TASK GOAL: Could you repeat every line below exactly, skipping the images?

INFORMATION GIVEN:
•••••

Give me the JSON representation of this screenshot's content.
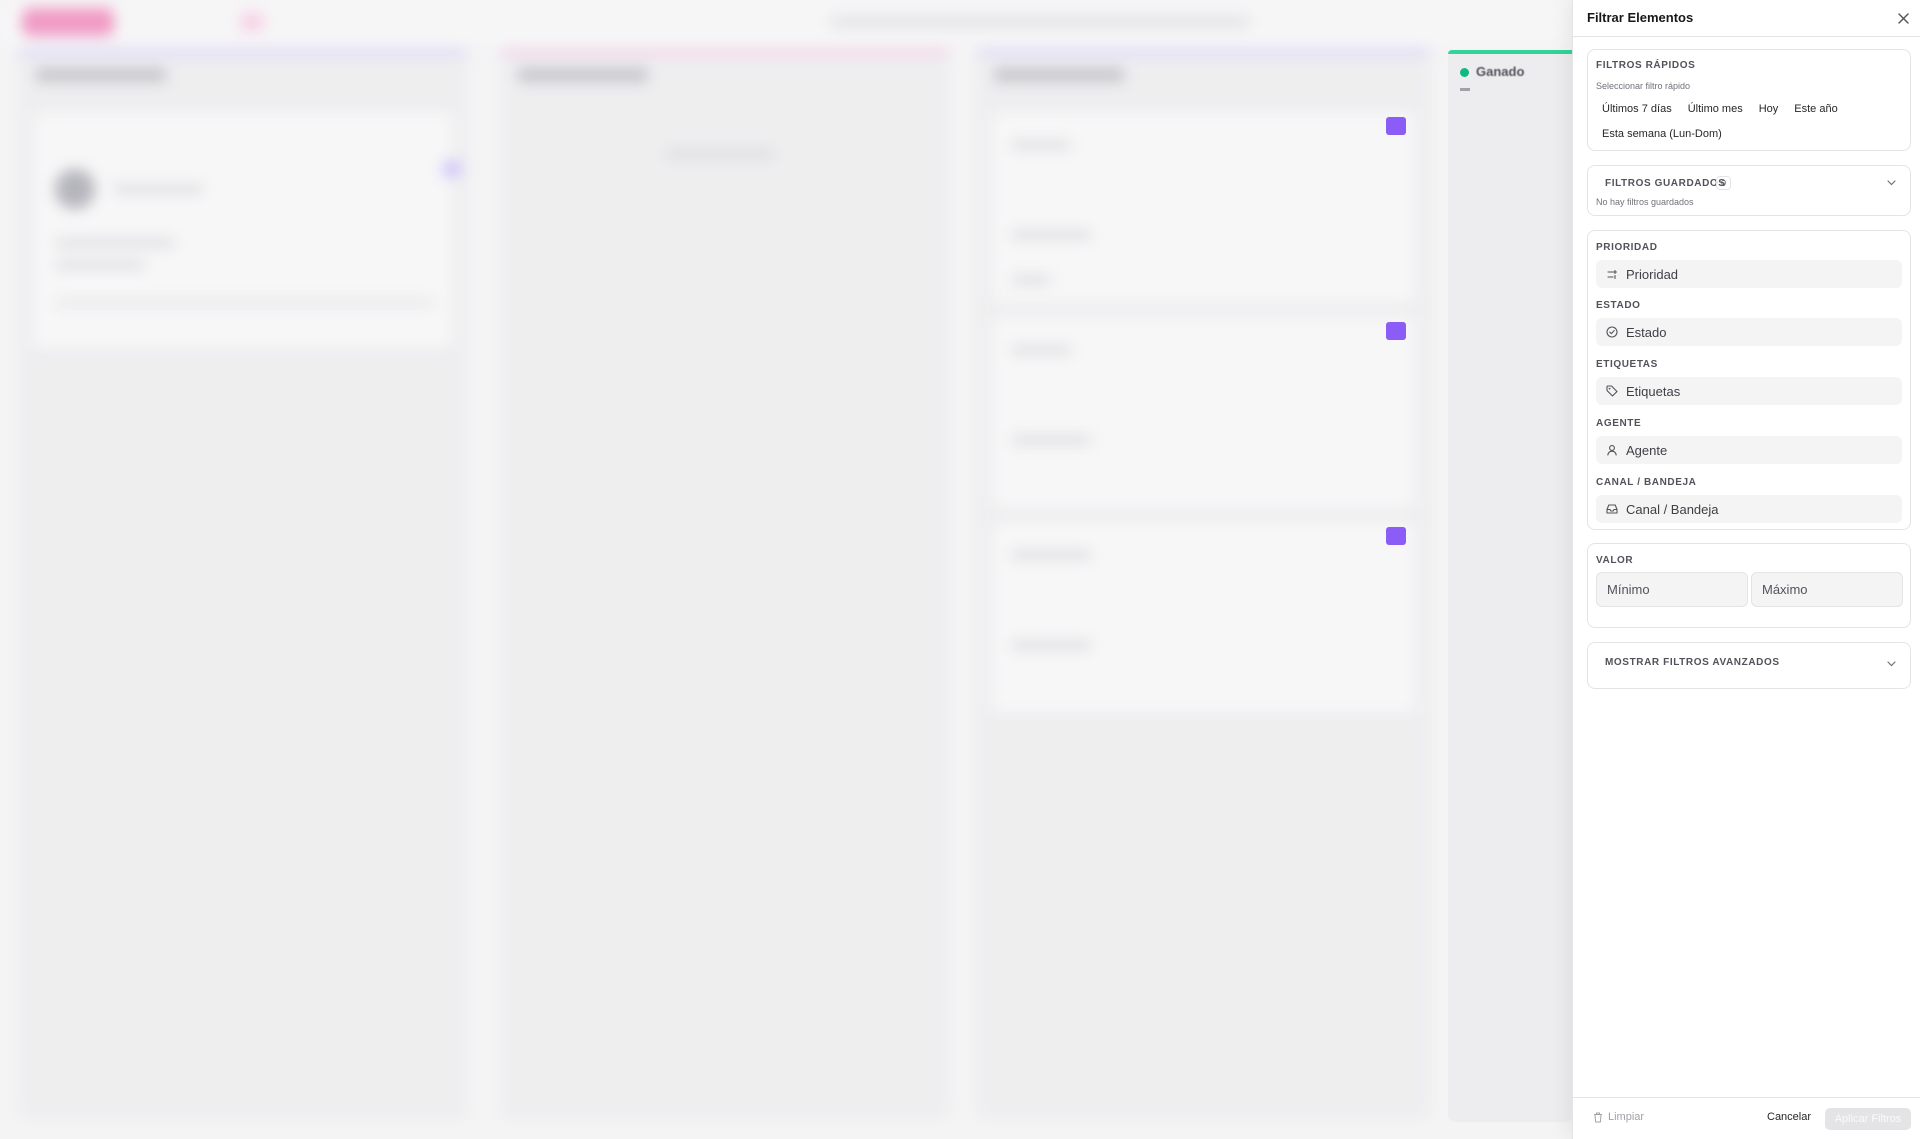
{
  "drawer": {
    "title": "Filtrar Elementos",
    "quick_filters": {
      "label": "Filtros rápidos",
      "hint": "Seleccionar filtro rápido",
      "options": [
        "Últimos 7 días",
        "Último mes",
        "Hoy",
        "Este año",
        "Esta semana (Lun-Dom)"
      ]
    },
    "saved_filters": {
      "label": "Filtros guardados",
      "count": "0",
      "empty_text": "No hay filtros guardados"
    },
    "fields": [
      {
        "label": "Prioridad",
        "button": "Prioridad",
        "icon": "priority-icon"
      },
      {
        "label": "Estado",
        "button": "Estado",
        "icon": "status-circle-icon"
      },
      {
        "label": "Etiquetas",
        "button": "Etiquetas",
        "icon": "tag-icon"
      },
      {
        "label": "Agente",
        "button": "Agente",
        "icon": "user-icon"
      },
      {
        "label": "Canal / Bandeja",
        "button": "Canal / Bandeja",
        "icon": "inbox-icon"
      }
    ],
    "value": {
      "label": "Valor",
      "min_placeholder": "Mínimo",
      "max_placeholder": "Máximo"
    },
    "advanced": {
      "label": "Mostrar filtros avanzados"
    },
    "footer": {
      "clear": "Limpiar",
      "cancel": "Cancelar",
      "apply": "Aplicar Filtros"
    }
  },
  "background": {
    "column_label": "Ganado"
  },
  "colors": {
    "accent_pink": "#ec4899",
    "accent_violet": "#8b5cf6",
    "accent_green": "#10b981"
  }
}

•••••

RESPONSE TO THIS TASK:
Give me the JSON representation of this screenshot's content.
{
  "drawer": {
    "title": "Filtrar Elementos",
    "quick_filters": {
      "label": "Filtros rápidos",
      "hint": "Seleccionar filtro rápido",
      "options": [
        "Últimos 7 días",
        "Último mes",
        "Hoy",
        "Este año",
        "Esta semana (Lun-Dom)"
      ]
    },
    "saved_filters": {
      "label": "Filtros guardados",
      "count": "0",
      "empty_text": "No hay filtros guardados"
    },
    "fields": [
      {
        "label": "Prioridad",
        "button": "Prioridad",
        "icon": "priority-icon"
      },
      {
        "label": "Estado",
        "button": "Estado",
        "icon": "status-circle-icon"
      },
      {
        "label": "Etiquetas",
        "button": "Etiquetas",
        "icon": "tag-icon"
      },
      {
        "label": "Agente",
        "button": "Agente",
        "icon": "user-icon"
      },
      {
        "label": "Canal / Bandeja",
        "button": "Canal / Bandeja",
        "icon": "inbox-icon"
      }
    ],
    "value": {
      "label": "Valor",
      "min_placeholder": "Mínimo",
      "max_placeholder": "Máximo"
    },
    "advanced": {
      "label": "Mostrar filtros avanzados"
    },
    "footer": {
      "clear": "Limpiar",
      "cancel": "Cancelar",
      "apply": "Aplicar Filtros"
    }
  },
  "background": {
    "column_label": "Ganado"
  },
  "colors": {
    "accent_pink": "#ec4899",
    "accent_violet": "#8b5cf6",
    "accent_green": "#10b981"
  }
}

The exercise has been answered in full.